Edward F. Foley, Sr.
Edward Foley Sr. enlisted in the Air Force in 1951 and served in South Korea during the Korean War as an electronic technician servicing aircraft. He recounts his first impressions of Korea and details his living conditions while there. He shares memories of an accident which took place at the airbase where he was stationed involving a grounded plane and firemen. He states that he harbors no resentment towards the North Koreans or the war itself and recounts his visit to modern Korea, comparing it to New York City. He closes with a few thoughts on the legacy of the Korean War and adds a few words specifically for younger generations regarding service.
Impressions of Korea
Edward Foley describes Korea as being primitive when he arrived. He recalls traveling by truck with other soldiers to view the surrounding area and remembers seeing villagers out and about and children asking for food. He recounts very little evidence of a war torn country where he was stationed as no buildings had been bombed.
Edward Foley describes the living conditions while in Korea. He recalls the winters as "colder than blazes" but admits that he was lucky as he had warm clothes and a lot of downtime. He shares that it was hard for him to be away from home and that letters were sporadic.
Edward Foley recalls his worst memory while serving in Korea. He details an accident which took place on base involving an airplane explosion on the runway. He shares how he witnessed firefighters inspecting smoke at the tail of an airplane suffered the brunt of the explosion.
War Reflections and Impressions of Modern Korea
Edward Foley shares that he does not have bad dreams or resentment towards the war or even the North Koreans, stating that they were only doing what they were told to do. He comments on his revisit to Korea and the improvements made since he was there during the war. He describes Seoul as a Westernized city and compares it to New York City.
Korean War Legacy
Edward Foley comments on the grateful attitudes South Koreans have towards the U.S. He shares that the legacy of the Korean War, despite it being called a police action and the Forgotten War, is being kept alive by the veterans associations and the Korean people themselves.

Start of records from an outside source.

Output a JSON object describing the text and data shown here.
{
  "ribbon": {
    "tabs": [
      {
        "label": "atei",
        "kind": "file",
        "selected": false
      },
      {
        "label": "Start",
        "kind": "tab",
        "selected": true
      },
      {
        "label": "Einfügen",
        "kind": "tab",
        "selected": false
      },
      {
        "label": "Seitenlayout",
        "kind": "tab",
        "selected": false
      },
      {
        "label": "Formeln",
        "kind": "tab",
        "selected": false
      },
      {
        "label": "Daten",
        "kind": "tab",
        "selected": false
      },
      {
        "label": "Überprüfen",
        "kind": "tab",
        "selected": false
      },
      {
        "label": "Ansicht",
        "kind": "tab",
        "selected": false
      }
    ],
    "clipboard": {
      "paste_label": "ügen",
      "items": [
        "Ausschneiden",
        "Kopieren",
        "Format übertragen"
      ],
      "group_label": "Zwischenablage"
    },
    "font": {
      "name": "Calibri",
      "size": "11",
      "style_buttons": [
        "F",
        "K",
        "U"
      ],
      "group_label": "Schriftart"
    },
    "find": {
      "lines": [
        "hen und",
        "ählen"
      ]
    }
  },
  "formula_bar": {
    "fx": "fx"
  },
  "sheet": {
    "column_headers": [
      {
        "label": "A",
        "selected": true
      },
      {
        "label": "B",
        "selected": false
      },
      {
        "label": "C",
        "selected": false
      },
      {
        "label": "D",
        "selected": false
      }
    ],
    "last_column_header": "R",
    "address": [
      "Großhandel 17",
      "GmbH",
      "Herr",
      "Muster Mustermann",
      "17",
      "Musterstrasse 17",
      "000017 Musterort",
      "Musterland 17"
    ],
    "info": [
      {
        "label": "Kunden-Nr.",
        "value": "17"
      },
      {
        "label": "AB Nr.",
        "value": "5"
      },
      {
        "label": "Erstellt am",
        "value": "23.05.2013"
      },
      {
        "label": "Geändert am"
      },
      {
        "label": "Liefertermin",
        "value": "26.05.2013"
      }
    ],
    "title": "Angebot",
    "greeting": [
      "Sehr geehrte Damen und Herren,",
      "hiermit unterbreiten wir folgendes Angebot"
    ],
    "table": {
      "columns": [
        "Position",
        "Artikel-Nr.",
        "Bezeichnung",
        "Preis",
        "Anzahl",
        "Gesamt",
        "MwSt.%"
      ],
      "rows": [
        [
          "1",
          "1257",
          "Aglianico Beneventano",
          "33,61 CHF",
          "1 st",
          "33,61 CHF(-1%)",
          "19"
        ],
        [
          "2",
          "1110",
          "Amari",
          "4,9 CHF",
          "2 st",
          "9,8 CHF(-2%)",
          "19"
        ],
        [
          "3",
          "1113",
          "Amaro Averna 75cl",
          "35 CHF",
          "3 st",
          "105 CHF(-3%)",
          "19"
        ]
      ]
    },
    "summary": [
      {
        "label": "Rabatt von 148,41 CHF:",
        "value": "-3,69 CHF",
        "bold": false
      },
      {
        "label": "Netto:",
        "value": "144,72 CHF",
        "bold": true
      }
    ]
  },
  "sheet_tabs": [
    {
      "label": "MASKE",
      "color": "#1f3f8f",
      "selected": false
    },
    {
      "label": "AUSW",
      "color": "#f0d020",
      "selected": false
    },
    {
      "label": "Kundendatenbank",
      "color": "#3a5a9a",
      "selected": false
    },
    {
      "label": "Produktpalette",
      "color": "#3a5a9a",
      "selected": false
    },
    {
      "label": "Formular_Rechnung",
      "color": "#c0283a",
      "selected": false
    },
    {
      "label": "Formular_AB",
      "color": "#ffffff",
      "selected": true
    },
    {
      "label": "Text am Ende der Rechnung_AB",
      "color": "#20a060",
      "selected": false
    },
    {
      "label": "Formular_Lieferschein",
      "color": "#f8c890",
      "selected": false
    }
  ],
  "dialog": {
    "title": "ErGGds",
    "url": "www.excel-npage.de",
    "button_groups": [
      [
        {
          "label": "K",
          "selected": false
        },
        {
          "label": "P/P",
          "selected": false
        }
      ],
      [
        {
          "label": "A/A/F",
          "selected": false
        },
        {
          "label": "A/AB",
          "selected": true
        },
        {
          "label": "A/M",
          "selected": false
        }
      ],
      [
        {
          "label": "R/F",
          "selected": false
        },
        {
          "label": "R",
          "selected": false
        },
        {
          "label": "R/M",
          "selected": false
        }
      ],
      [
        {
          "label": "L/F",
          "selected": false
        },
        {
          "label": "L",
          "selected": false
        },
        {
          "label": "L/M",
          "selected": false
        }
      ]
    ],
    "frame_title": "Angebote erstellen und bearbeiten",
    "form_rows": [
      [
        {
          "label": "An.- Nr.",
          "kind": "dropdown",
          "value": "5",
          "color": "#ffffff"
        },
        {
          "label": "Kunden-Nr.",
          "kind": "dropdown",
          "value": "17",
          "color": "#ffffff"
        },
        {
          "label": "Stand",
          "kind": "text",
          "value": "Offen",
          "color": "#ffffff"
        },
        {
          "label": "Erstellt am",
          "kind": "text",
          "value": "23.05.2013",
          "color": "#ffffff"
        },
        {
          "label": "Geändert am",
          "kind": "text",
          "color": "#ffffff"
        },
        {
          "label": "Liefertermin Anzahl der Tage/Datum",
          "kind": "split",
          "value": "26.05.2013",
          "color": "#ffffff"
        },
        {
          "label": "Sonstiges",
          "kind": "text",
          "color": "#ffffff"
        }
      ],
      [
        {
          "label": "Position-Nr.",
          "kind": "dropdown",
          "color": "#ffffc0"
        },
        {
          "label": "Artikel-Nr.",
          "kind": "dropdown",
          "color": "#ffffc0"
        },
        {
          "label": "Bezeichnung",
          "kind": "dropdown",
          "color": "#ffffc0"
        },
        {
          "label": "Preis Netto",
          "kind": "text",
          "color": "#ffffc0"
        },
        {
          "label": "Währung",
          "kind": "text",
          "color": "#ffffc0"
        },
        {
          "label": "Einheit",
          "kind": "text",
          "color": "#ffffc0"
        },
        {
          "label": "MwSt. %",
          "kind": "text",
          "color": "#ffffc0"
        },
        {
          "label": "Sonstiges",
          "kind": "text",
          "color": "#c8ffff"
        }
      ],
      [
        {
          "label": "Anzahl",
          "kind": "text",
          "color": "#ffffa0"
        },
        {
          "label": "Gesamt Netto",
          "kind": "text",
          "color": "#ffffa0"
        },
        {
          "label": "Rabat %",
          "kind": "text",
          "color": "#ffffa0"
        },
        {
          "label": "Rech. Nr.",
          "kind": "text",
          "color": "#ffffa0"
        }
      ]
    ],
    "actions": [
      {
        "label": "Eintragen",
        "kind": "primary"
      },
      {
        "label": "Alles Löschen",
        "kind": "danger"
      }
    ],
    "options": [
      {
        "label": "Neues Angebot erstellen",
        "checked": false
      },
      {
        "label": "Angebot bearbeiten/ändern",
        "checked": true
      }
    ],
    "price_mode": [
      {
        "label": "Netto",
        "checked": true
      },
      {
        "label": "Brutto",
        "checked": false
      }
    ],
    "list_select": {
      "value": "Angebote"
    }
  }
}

He adds his thoughts on how young people should serve their country in some form or fashion for a few years.